Fasting is the spiritual exercise that gives us mastery over our body. Fasting is simple. It is simply denying our body something that it is in the habit of having. By doing this, our spirit, that is our will, asserts its rightful place as the decision-making center for our personhood. When our body, in its pursuit of its carnal desires and habits, becomes the decision-making center of our being, we become ill, sick, uncentered, and isolated from the person God made us to be. Fasting keeps us in good and right relationship with our body and God.
A common approach to fasting:
Step 1: Set your objective by answering the question: “Why Am I Fasting?”
Step 2: Make your commitment by answering the questions:
Step 3: Prepare yourself physically
Fasting requires reasonable precautions. Consult your physician first, especially if you take prescription medication or have a chronic ailment.
Step 4: Put yourself on a schedule
For maximum spiritual benefit, set aside ample time for rest, prayer, study and worship.
Step 5: End your fast gradually

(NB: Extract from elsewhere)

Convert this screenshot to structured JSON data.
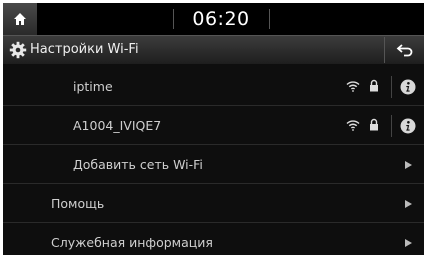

Step 6: Observe, meditate and pray to best understand the outcome of your fast.
Tithing is the spiritual exercise that gives us mastery over our material surroundings and prioritizing our material life. The exercise of the tithe begins by acknowledging that everything we have comes from God; our life, our skills, our family, the place of our birth, all comes from God. Money is the clear, universal symbol of the material life. It is what allows us to navigate and negotiate in the world. The tithe is the action of giving money to the church in gratitude for the life we have been given by God. It is supposed to be the first expense paid with the income we have in acknowledgement that without God we have nothing at all.
The tithe keeps our relationship with material things in perspective. Unlike charitable and philanthropic giving, the tithe is an act of gratitude, not given for impact or achievement or recognition, but rather in humility and with thanksgiving. Tithing gives up control and outcome as an exercise that reminds us of how little control and impact we really have. The church is the recipient of the tithe as the institution organized to worship the God who made all things, and gives life to all things, and put us on this earth, at this time, for God’s purpose and mission. To make the tithe your first donation each week or month or year is to relegate all other material needs and passions less important than gratitude to God for all that you have. This is how the tithe reduces the material world’s tyranny over our lives.
How much is the tithe?